We make vague requests of people all the time, only to be left frustrated when they return with a finished product that does not meet our expectations. To avoid this mishap in the future, be specific about the expectations and explain exactly what success looks like.
2. Be specific about due dates
If there is no agreement on when something is due, there is a high probability that it will not get done. Evans provides, what he calls, a Glossary of Failure, phrases that we should avoid when we are talking about due dates on assignments:
- ASAP (As Soon As Possible)
- Right Away
- The end of the day/week/month/year
- By the “next time” we meet
These phrases are ambiguous and vague and destroy accountability. How soon is soon? For some the end of the week is Friday, for others it’s Sunday. My ASAP can be sometime today, while someone else’s ASAP can mean next week. With such lack of specificity in our language, it is no wonder that 70% of projects fail.
To provide clear expectations around due dates, use the following wording instead:
– What date and time can you complete this?
– I need the proposal on my desk by 4 P.M. on Friday, Sept 7th
3. Have a clearly defined owner for each task
An entire team cannot “own” a project – that is a recipe for failure. Regardless how many people is working on the project, one person must be responsible for driving the results. That is why we employ project managers. The project manager assigns tasks to individual members of the team, in order to achieve success as a whole. Commit to never end a project meeting without everyone in the meeting understanding the expectations, the due dates, and the owner of each task.
4. Have an accountability partner
“Two are better than one, because they have a good reward for their labor. For if they fall, one will lift up his companion” (Eccl 4: 9, 10).

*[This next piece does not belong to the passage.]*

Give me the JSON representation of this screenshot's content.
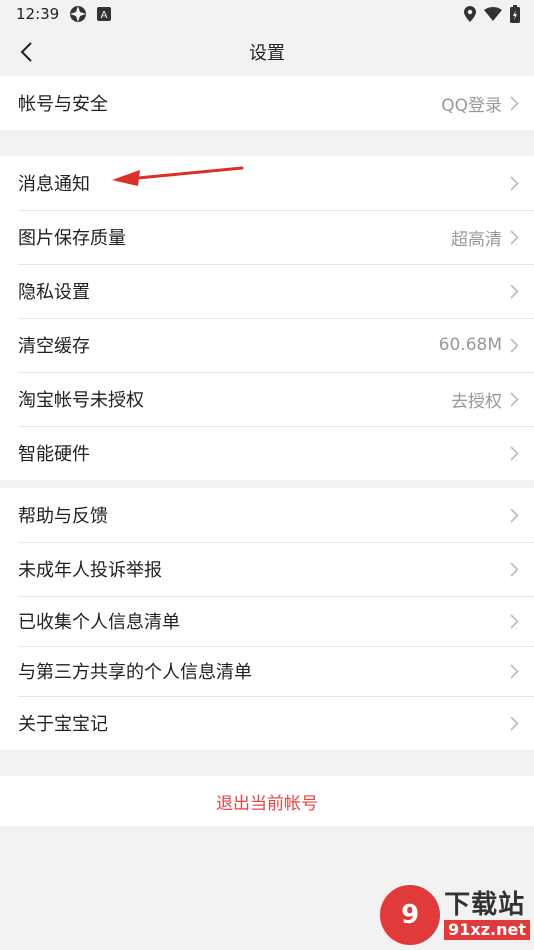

Accountability begins when two or more people know about a commitment (Winning, pg 96). An accountability partner, therefore, helps you to stay focused on that commitment. For example, when I used to go to the gym by myself, it was very easy (and tempting) to short-circuit my workout. Now that I have a workout partner, I get more done at the gym, because I have someone who will push me beyond what I think is possible.
It takes an average of 60 days to form a new habit. Whatever you decide to do, whether it is starting an exercising plan or new diet or writing a book, forming a discipline or habit around that commitment will be difficult. Find someone who will hold you accountable and motivate you every step of the way. Your chances of success will be significantly greater that way.
Accountability is not a punitive process; it is a productive way to get work done. However, you cannot expect your team to be accountable, if you are not willing to model the behavior first. The definition of accountability provided in the opening of this article places the emphasis on individual conduct and character. Keeping your commitments (regardless how small) is the first step in modeling accountability and showing your team that you are serious about incorporating it in your daily workflow. It might feel unnatural in the beginning, but that’s okay. Share your commitment to develop personal accountability with someone whom you trust, and admit when you fail.
It’s been 3 months since I introduced this concept to my team, and I have come short many times. Each time, however, I’m able to learn from it and improve on my commitments. I find, for example, that saying, “No”, to frivolous requests help me to stay focused on those commitments that are more impactful to myself and others. Once it becomes a habit, you too will find that accountability is the best way to lead a team effectively.
– Led by the Book